28 Apr 2017
Jan Kellett, Special Advisor for External Engagement, Climate, Disaster and Energy team, UNDP
Disasters, and inadequate recovery from them, affect infrastructure, healthcare systems, livelihoods, education, water resources and more. Photo: UNDP Mozambique
Late into the night of 17 March 2015, now more than two years back, Member States, after a marathon negotiation session, finally agreed upon the Sendai Framework for Disaster Risk Reduction. The framework document, though not a perfect creation, charts the way forward for national governments, civil society, academia, the private sector and the international community, the target outcome being ‘The substantial reduction of disaster risk and losses in lives, livelihoods and health and in the economic, physical, social, cultural and environmental assets of persons, businesses, communities and countries.’
In a step change from the previous agreed upon framework 10 years earlier, Sendai makes risk indistinguishable from development. Risk and development, development and risk, finally one and the same. This is absolutely critical because only development that is risk-informed will be truly sustainable.
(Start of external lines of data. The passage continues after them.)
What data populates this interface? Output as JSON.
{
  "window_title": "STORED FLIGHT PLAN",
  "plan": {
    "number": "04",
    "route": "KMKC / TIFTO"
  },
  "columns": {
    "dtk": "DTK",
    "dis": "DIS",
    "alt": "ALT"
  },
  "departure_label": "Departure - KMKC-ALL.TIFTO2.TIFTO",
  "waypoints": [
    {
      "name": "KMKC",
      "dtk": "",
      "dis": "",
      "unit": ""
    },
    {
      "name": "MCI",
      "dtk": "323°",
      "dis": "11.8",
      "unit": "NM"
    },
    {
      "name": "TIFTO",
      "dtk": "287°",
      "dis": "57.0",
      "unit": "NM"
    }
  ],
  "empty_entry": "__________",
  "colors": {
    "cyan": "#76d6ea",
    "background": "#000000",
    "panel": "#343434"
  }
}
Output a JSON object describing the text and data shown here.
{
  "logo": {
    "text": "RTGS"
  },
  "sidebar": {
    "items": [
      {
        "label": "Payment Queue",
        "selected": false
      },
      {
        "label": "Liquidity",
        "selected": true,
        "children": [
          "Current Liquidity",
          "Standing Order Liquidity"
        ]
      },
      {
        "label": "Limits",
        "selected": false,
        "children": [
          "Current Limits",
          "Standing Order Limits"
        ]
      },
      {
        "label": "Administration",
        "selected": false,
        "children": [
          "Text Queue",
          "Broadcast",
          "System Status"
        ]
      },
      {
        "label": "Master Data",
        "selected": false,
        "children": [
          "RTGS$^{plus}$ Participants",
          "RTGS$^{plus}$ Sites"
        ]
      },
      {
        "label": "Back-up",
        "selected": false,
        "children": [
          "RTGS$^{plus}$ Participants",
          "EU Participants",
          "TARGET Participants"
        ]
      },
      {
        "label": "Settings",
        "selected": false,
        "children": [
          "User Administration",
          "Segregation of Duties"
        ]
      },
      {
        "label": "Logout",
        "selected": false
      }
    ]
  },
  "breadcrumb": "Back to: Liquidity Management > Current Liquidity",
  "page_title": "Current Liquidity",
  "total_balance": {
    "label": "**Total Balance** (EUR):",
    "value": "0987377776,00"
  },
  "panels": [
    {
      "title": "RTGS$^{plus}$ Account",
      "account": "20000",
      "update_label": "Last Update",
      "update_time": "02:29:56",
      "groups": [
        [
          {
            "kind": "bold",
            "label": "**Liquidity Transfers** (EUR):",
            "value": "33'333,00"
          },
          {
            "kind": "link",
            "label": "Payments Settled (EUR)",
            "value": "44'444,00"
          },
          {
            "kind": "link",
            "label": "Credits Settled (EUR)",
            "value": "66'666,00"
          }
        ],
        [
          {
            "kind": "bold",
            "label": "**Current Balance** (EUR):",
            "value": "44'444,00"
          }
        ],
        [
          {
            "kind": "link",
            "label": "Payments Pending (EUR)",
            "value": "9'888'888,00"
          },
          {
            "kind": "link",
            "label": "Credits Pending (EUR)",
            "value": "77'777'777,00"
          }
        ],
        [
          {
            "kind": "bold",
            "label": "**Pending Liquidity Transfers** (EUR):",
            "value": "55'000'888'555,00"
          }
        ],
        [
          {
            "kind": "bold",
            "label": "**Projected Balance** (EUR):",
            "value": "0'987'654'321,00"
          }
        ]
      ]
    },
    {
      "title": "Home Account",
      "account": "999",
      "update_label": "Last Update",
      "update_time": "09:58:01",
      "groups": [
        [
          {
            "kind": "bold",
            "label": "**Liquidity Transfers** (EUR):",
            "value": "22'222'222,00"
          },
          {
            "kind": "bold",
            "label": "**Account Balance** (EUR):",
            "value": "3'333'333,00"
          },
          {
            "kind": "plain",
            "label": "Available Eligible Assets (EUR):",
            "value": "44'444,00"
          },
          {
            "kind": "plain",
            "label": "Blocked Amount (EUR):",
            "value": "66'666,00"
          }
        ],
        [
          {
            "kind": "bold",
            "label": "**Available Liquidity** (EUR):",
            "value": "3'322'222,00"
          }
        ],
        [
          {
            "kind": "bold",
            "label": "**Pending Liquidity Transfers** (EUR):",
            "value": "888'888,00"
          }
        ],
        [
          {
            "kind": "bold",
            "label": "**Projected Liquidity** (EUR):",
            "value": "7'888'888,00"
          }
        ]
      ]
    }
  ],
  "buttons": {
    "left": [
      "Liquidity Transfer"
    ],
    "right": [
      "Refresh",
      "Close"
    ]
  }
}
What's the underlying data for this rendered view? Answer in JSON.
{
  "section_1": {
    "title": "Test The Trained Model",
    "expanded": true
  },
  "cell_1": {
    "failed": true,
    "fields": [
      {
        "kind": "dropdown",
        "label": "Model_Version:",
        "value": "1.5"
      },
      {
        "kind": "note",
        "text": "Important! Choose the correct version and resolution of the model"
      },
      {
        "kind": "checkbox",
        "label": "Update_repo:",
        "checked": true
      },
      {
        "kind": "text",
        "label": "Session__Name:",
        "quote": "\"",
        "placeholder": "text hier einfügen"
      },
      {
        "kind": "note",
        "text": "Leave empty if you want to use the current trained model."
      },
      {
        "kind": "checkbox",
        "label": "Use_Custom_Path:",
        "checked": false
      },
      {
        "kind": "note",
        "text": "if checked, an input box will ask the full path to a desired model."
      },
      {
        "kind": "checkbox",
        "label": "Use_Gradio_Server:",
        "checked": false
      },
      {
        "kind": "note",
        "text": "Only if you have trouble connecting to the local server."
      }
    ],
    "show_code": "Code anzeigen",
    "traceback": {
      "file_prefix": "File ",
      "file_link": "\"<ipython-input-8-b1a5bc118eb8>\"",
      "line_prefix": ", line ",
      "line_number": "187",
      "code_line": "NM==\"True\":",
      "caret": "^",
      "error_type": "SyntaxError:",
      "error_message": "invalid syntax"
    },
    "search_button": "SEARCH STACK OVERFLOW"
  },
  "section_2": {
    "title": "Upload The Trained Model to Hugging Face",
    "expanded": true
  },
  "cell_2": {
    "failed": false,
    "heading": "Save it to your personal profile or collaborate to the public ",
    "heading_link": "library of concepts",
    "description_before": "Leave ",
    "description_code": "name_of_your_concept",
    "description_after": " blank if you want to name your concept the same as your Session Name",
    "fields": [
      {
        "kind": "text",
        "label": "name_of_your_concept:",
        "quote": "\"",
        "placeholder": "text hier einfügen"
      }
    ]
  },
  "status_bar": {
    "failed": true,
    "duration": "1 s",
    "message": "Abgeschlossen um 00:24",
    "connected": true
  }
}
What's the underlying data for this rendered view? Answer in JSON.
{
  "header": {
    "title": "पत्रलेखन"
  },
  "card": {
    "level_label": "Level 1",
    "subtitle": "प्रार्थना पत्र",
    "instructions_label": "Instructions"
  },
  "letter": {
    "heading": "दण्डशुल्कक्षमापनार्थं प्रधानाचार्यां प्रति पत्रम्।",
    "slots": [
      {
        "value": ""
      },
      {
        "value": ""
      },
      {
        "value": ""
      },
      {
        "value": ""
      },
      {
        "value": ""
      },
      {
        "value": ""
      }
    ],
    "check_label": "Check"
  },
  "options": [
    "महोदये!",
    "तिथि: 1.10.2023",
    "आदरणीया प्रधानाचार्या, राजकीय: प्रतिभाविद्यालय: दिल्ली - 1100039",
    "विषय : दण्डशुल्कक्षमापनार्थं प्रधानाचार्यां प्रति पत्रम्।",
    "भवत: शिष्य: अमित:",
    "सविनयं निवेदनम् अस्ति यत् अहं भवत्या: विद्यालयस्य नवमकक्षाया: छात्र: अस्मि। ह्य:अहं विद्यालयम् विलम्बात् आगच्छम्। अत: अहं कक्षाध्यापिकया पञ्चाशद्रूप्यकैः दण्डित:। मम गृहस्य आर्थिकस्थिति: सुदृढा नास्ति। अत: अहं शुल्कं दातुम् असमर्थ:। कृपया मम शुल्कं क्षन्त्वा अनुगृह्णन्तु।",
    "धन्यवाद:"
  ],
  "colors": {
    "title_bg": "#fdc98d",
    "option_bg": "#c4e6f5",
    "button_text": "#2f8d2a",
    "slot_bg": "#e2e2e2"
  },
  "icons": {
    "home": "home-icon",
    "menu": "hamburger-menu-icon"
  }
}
In the next month and a half two key events on the international calendar will once again bring light on this subject.